The school's eighth-graders worked with their art teacher to record themselves acting out a script they wrote - "The Big Bad Bullies" - demonstrating bullying scenarios like name-calling, cyber-bullying, exclusion at the lunch table and harassment in the halls.

A peer comes to the victims' rescue and scolds offenders. The scenes were shot in black and white with no sound; lighthearted silent film music plays as title cards appear onscreen.

The filmmakers thought some humor would enable viewers to "relate to it a little more," said Olivia Mautone, one of the 19 members of the class of 2013 involved in the production.

The students say that bullying isn't a big problem at their school, but they've seen it at the mall and know society is struggling with it - and that they could experience bullying when they start high school in the fall.

"We wanted people to realize how much it hurts and how much it affects people," said student Alexis Tirado. "And we wanted to put a stop to it. [The video] puts awareness out [about] how much bullying there is and how much it goes on around the world."

The end of the video introduces sound and color and features the whole student body taking an anti-bullying pledge at an assembly. Closing out the film is a slideshow of pictures of younger students holding signs they made for the project with slogans like, "Respect," "Be a good friend" and "You hurt people's feelings when you bully."

The contest was sponsored by Catholic Mutual Group, which administers the Albany Diocese's claims and risk management insurance. Schools were asked to come up with creative ways to make their school a safer place and encourage safe practices in students' daily activities. The older children felt strongly about the topic of bullying.

Eighth-grader Gianna Quatrini told The Evangelist that her Catholic faith "helps us realize even more that bullying is not right.
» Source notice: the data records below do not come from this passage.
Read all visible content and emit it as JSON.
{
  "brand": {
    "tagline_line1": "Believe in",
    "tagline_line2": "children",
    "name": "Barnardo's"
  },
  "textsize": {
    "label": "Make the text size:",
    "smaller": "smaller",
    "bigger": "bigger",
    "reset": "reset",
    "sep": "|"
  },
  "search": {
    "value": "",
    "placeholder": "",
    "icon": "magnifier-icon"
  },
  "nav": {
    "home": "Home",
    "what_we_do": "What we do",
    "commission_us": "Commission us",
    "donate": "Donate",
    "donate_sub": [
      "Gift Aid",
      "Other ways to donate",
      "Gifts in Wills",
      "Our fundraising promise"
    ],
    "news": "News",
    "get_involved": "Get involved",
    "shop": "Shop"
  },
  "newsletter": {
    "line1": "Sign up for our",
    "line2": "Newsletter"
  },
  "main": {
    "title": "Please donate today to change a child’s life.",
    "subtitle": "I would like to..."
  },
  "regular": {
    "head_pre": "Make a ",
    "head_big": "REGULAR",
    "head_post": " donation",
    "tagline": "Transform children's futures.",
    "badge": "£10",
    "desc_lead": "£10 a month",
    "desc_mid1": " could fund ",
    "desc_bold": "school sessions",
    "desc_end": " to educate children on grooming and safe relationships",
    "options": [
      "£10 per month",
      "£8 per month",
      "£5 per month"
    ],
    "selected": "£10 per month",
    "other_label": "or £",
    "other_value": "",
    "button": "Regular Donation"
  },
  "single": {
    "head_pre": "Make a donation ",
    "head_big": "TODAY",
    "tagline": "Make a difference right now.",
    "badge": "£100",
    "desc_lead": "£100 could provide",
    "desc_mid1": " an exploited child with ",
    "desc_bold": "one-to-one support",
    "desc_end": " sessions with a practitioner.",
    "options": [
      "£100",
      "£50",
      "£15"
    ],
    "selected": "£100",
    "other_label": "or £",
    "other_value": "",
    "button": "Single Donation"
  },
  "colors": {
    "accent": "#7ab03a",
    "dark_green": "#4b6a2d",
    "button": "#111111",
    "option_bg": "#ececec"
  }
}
It helps us build a stronger connection to it."

Art teacher Christine Potter, who directed the students, hopes the award can fund interactive SMART Boards for the art room so she can do similar projects in the future. She teamed up with a student to edit the video.